*Exercise objective:* From the entries below, copy out all lines holding "this".

*Source material:*

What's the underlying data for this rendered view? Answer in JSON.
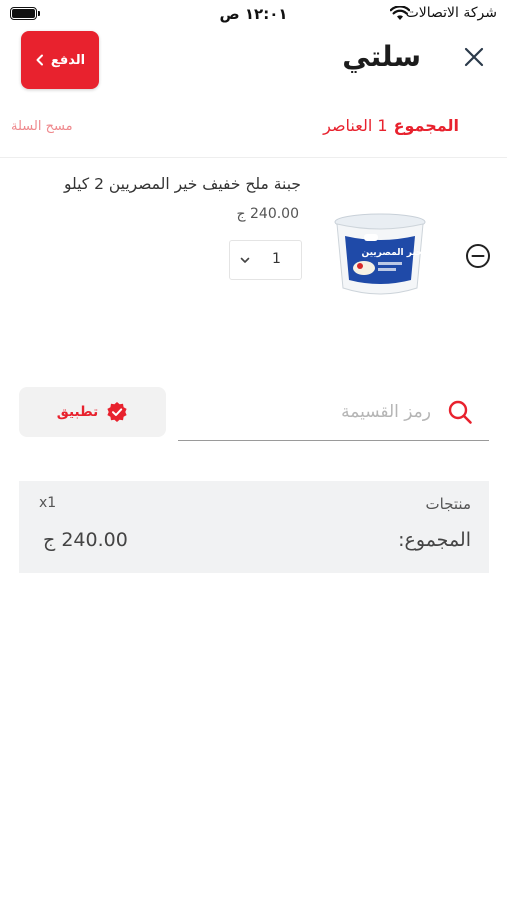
{
  "status_bar": {
    "carrier": "شركة الاتصالات",
    "time": "١٢:٠١ ص"
  },
  "header": {
    "title": "سلتي",
    "pay_label": "الدفع"
  },
  "summary": {
    "total_label": "المجموع",
    "items_count": "1 العناصر",
    "clear_cart": "مسح السلة"
  },
  "cart": {
    "items": [
      {
        "name": "جبنة ملح خفيف خير المصريين 2 كيلو",
        "price": "240.00 ج",
        "quantity": "1",
        "image_icon": "cheese-tub-image",
        "image_brand_text": "خير المصريين"
      }
    ]
  },
  "coupon": {
    "placeholder": "رمز القسيمة",
    "value": "",
    "apply_label": "تطبيق"
  },
  "totals": {
    "products_label": "منتجات",
    "products_count": "x1",
    "total_label": "المجموع:",
    "total_value": "240.00 ج"
  },
  "colors": {
    "accent": "#e8222e",
    "accent_light": "#ef8a8e",
    "panel_bg": "#f1f2f3"
  }
}
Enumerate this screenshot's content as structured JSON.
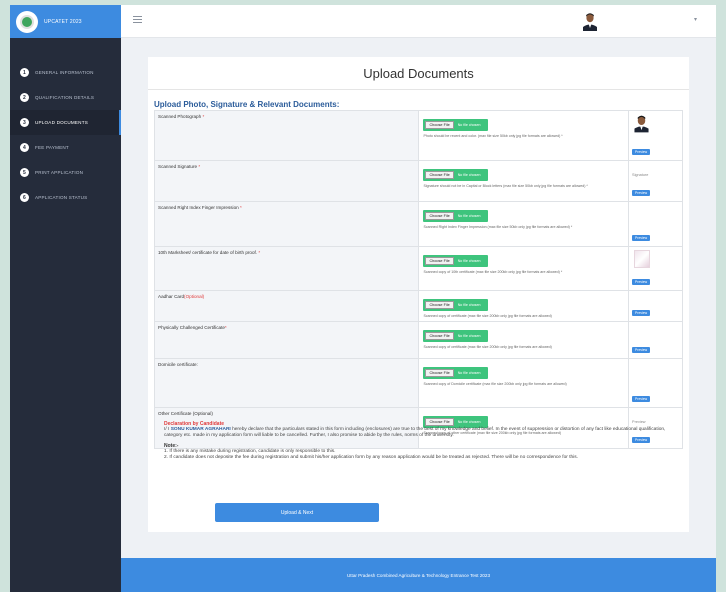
{
  "brand": {
    "title": "UPCATET 2023"
  },
  "nav": [
    {
      "num": "1",
      "label": "GENERAL INFORMATION"
    },
    {
      "num": "2",
      "label": "QUALIFICATION DETAILS"
    },
    {
      "num": "3",
      "label": "UPLOAD DOCUMENTS",
      "active": true
    },
    {
      "num": "4",
      "label": "FEE PAYMENT"
    },
    {
      "num": "5",
      "label": "PRINT APPLICATION"
    },
    {
      "num": "6",
      "label": "APPLICATION STATUS"
    }
  ],
  "page": {
    "title": "Upload Documents",
    "subtitle": "Upload Photo, Signature & Relevant Documents:"
  },
  "file_input": {
    "button": "Choose File",
    "status": "No file chosen"
  },
  "preview_label": "Preview",
  "rows": [
    {
      "label": "Scanned Photograph",
      "req": "*",
      "help": "Photo should be recent and color. (max file size 50kb only jpg file formats are allowed) *"
    },
    {
      "label": "Scanned Signature",
      "req": "*",
      "help": "Signature should not be in Capital or Block letters (max file size 50kb only jpg file formats are allowed) *",
      "preview_alt": "Signature"
    },
    {
      "label": "Scanned Right Index Finger Impression",
      "req": "*",
      "help": "Scanned Right Index Finger Impression (max file size 50kb only jpg file formats are allowed) *"
    },
    {
      "label": "10th Marksheet/ certificate for date of birth proof.",
      "req": "*",
      "help": "Scanned copy of 10th certificate (max file size 200kb only jpg file formats are allowed) *"
    },
    {
      "label": "Aadhar Card",
      "opt": "(Optional)",
      "help": "Scanned copy of certificate (max file size 200kb only jpg file formats are allowed)"
    },
    {
      "label": "Physically Challenged Certificate",
      "req": "*",
      "help": "Scanned copy of certificate (max file size 200kb only jpg file formats are allowed)"
    },
    {
      "label": "Domicile certificate:",
      "help": "Scanned copy of Domicile certificate (max file size 200kb only jpg file formats are allowed)"
    },
    {
      "label": "Other Certificate (Optional)",
      "help": "Scanned copy of other certificate (max file size 200kb only jpg file formats are allowed)",
      "preview_alt": "Preview"
    }
  ],
  "declaration": {
    "title": "Declaration by Candidate",
    "prefix": "I/ I",
    "name": "SONU KUMAR AGRAHARI",
    "text": "hereby declare that the particulars stated in this form including (enclosures) are true to the best of my knowledge and belief. In the event of suppression or distortion of any fact like educational qualification, category etc. made in my application form will liable to be cancelled. Further, I also promise to abide by the rules, norms of the university."
  },
  "note": {
    "title": "Note:-",
    "items": [
      "1. If there is any mistake during registration, candidate is only responsible to this.",
      "2. If candidate does not deposite the fee during registration and submit his/her application form by any reason application would be be treated as rejected. There will be no correspondence for this."
    ]
  },
  "upload_button": "Upload & Next",
  "footer": "Uttar Pradesh Combined Agriculture & Technology Entrance Test 2023",
  "colors": {
    "accent": "#3d8be0",
    "sidebar": "#252c3b",
    "file_green": "#3ec47d",
    "required_red": "#e03a3a"
  }
}
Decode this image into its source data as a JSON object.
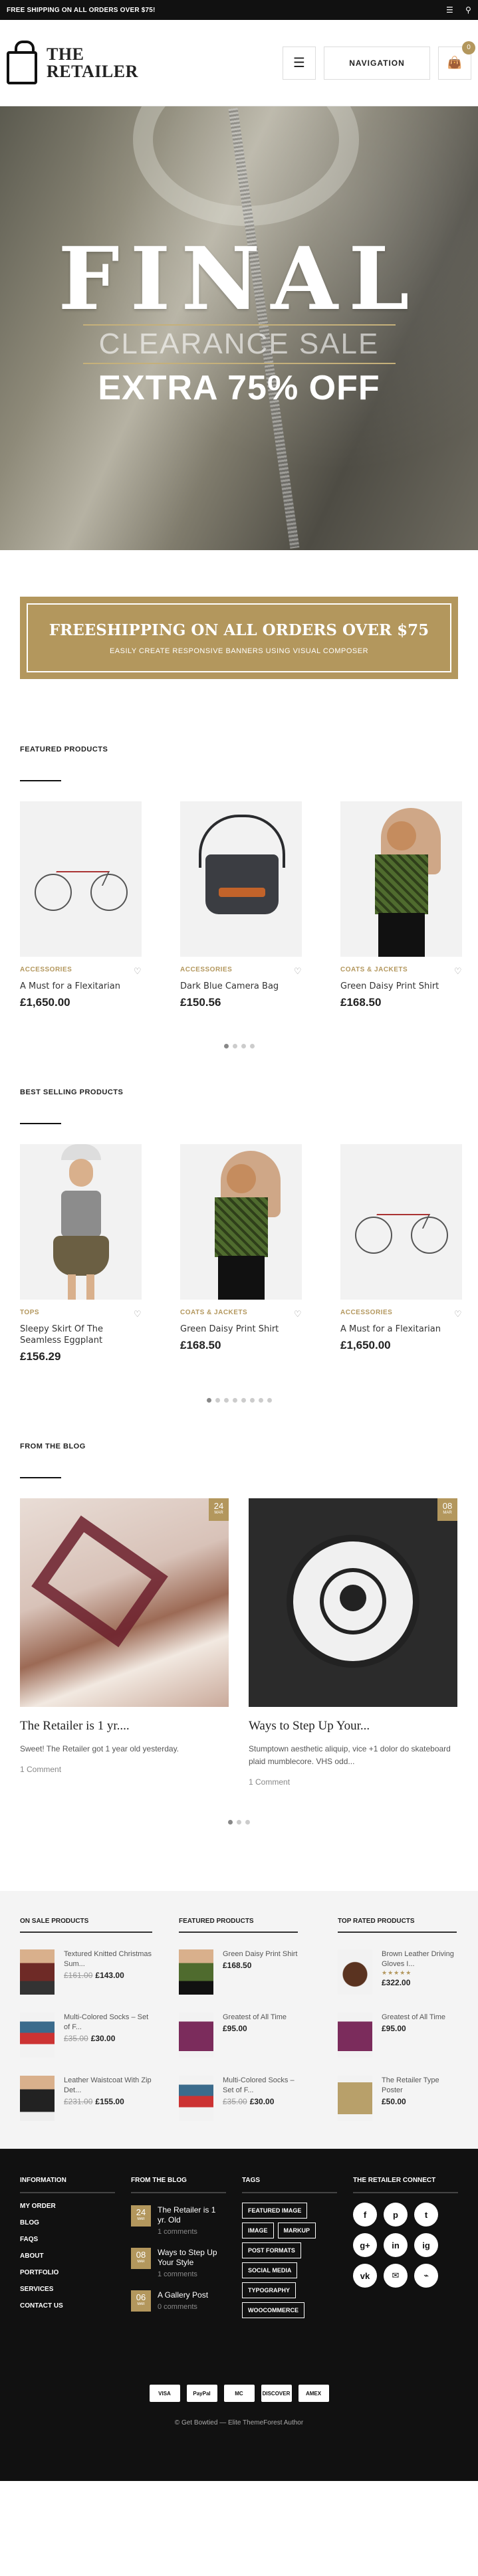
{
  "topbar": {
    "text": "FREE SHIPPING ON ALL ORDERS OVER $75!",
    "icons": [
      "menu-icon",
      "search-icon"
    ]
  },
  "header": {
    "logo_line1": "THE",
    "logo_line2": "RETAILER",
    "nav_label": "NAVIGATION",
    "cart_count": "0"
  },
  "hero": {
    "line1": "FINAL",
    "line2": "CLEARANCE SALE",
    "line3": "EXTRA 75% OFF"
  },
  "banner": {
    "title": "FREESHIPPING ON ALL ORDERS OVER $75",
    "subtitle": "EASILY CREATE RESPONSIVE BANNERS USING VISUAL COMPOSER"
  },
  "featured": {
    "title": "FEATURED PRODUCTS",
    "items": [
      {
        "category": "ACCESSORIES",
        "name": "A Must for a Flexitarian",
        "price": "£1,650.00"
      },
      {
        "category": "ACCESSORIES",
        "name": "Dark Blue Camera Bag",
        "price": "£150.56"
      },
      {
        "category": "COATS & JACKETS",
        "name": "Green Daisy Print Shirt",
        "price": "£168.50"
      }
    ]
  },
  "bestselling": {
    "title": "BEST SELLING PRODUCTS",
    "items": [
      {
        "category": "TOPS",
        "name": "Sleepy Skirt Of The Seamless Eggplant",
        "price": "£156.29"
      },
      {
        "category": "COATS & JACKETS",
        "name": "Green Daisy Print Shirt",
        "price": "£168.50"
      },
      {
        "category": "ACCESSORIES",
        "name": "A Must for a Flexitarian",
        "price": "£1,650.00"
      }
    ]
  },
  "blog": {
    "title": "FROM THE BLOG",
    "posts": [
      {
        "day": "24",
        "month": "MAR",
        "title": "The Retailer is 1 yr....",
        "excerpt": "Sweet! The Retailer got 1 year old yesterday.",
        "comments": "1 Comment"
      },
      {
        "day": "08",
        "month": "MAR",
        "title": "Ways to Step Up Your...",
        "excerpt": "Stumptown aesthetic aliquip, vice +1 dolor do skateboard plaid mumblecore. VHS odd...",
        "comments": "1 Comment"
      }
    ]
  },
  "lists": {
    "on_sale": {
      "title": "ON SALE PRODUCTS",
      "items": [
        {
          "name": "Textured Knitted Christmas Sum...",
          "old": "£161.00",
          "price": "£143.00"
        },
        {
          "name": "Multi-Colored Socks – Set of F...",
          "old": "£35.00",
          "price": "£30.00"
        },
        {
          "name": "Leather Waistcoat With Zip Det...",
          "old": "£231.00",
          "price": "£155.00"
        }
      ]
    },
    "featured": {
      "title": "FEATURED PRODUCTS",
      "items": [
        {
          "name": "Green Daisy Print Shirt",
          "old": "",
          "price": "£168.50"
        },
        {
          "name": "Greatest of All Time",
          "old": "",
          "price": "£95.00"
        },
        {
          "name": "Multi-Colored Socks – Set of F...",
          "old": "£35.00",
          "price": "£30.00"
        }
      ]
    },
    "top_rated": {
      "title": "TOP RATED PRODUCTS",
      "items": [
        {
          "name": "Brown Leather Driving Gloves I...",
          "old": "",
          "price": "£322.00",
          "rating": "★★★★★"
        },
        {
          "name": "Greatest of All Time",
          "old": "",
          "price": "£95.00"
        },
        {
          "name": "The Retailer Type Poster",
          "old": "",
          "price": "£50.00"
        }
      ]
    }
  },
  "footer": {
    "information": {
      "title": "INFORMATION",
      "links": [
        "MY ORDER",
        "BLOG",
        "FAQS",
        "ABOUT",
        "PORTFOLIO",
        "SERVICES",
        "CONTACT US"
      ]
    },
    "blog": {
      "title": "FROM THE BLOG",
      "posts": [
        {
          "day": "24",
          "month": "MAR",
          "title": "The Retailer is 1 yr. Old",
          "comments": "1 comments"
        },
        {
          "day": "08",
          "month": "MAR",
          "title": "Ways to Step Up Your Style",
          "comments": "1 comments"
        },
        {
          "day": "06",
          "month": "MAR",
          "title": "A Gallery Post",
          "comments": "0 comments"
        }
      ]
    },
    "tags": {
      "title": "TAGS",
      "items": [
        "FEATURED IMAGE",
        "IMAGE",
        "MARKUP",
        "POST FORMATS",
        "SOCIAL MEDIA",
        "TYPOGRAPHY",
        "WOOCOMMERCE"
      ]
    },
    "connect": {
      "title": "THE RETAILER CONNECT",
      "icons": [
        "f",
        "p",
        "t",
        "g+",
        "in",
        "ig",
        "vk",
        "✉",
        "⌁"
      ]
    },
    "payments": [
      "VISA",
      "PayPal",
      "MC",
      "DISCOVER",
      "AMEX"
    ],
    "copyright": "© Get Bowtied — Elite ThemeForest Author"
  }
}
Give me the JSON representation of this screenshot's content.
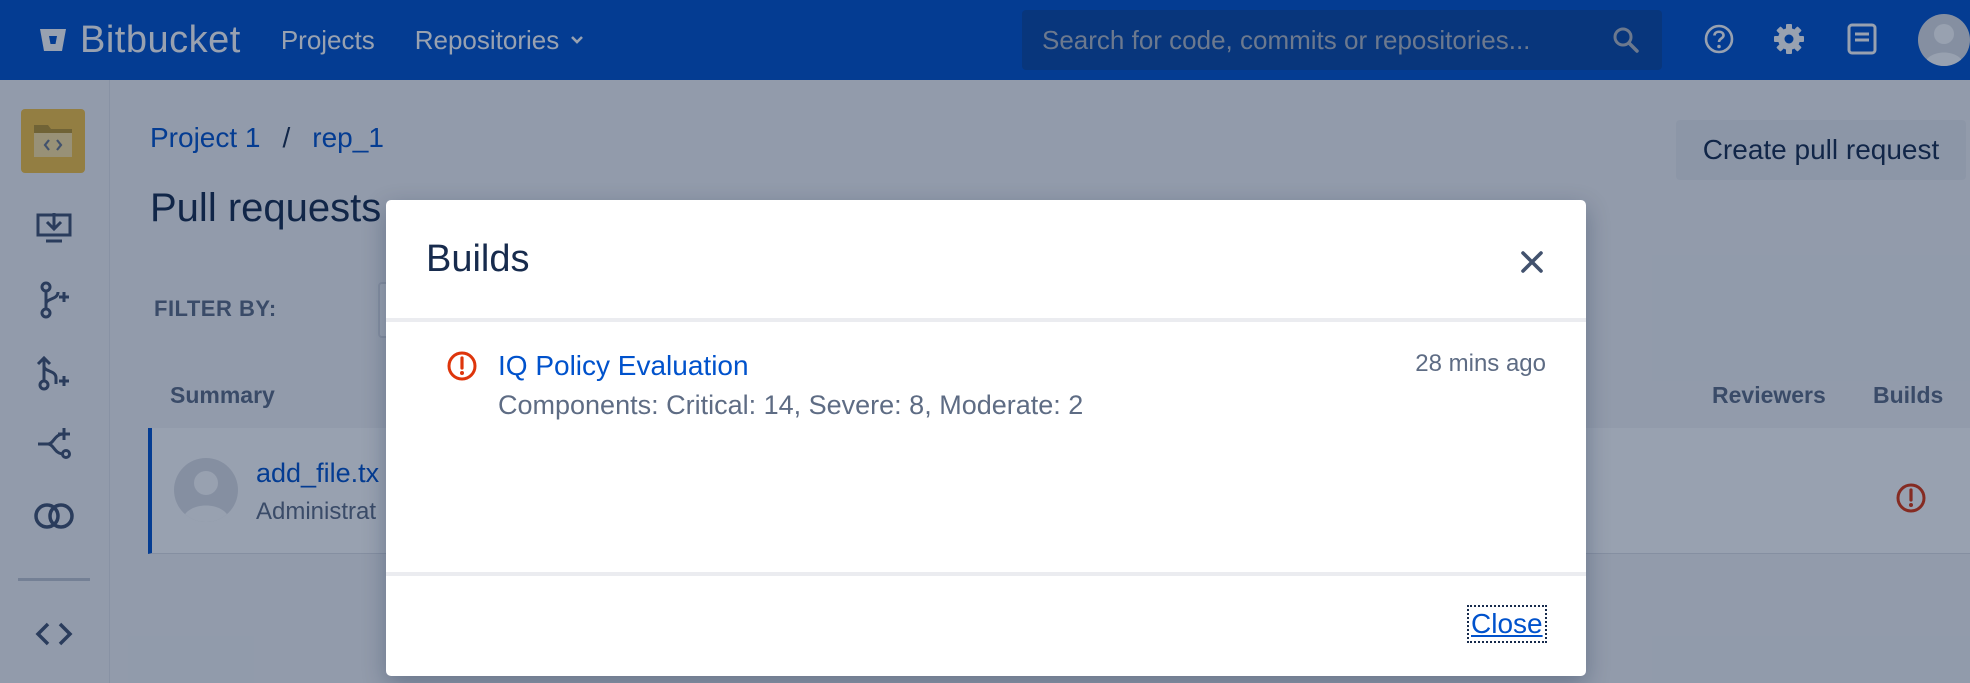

*Response area:*
What's the underlying data for this rendered view? Answer in JSON.
Enumerate this screenshot's content as structured JSON.
    "text": "hereby declare that the particulars stated in this form including (enclosures) are true to the best of my knowledge and belief. In the event of suppression or distortion of any fact like educational qualification, category etc. made in my application form will liable to be cancelled. Further, I also promise to abide by the rules, norms of the university."
      "1. If there is any mistake during registration, candidate is only responsible to this.",
      "2. If candidate does not deposite the fee during registration and submit his/her application form by any reason application would be be treated as rejected. There will be no correspondence for this."
Decode this image into its source data as a JSON object.
Give me the JSON representation of this screenshot's content.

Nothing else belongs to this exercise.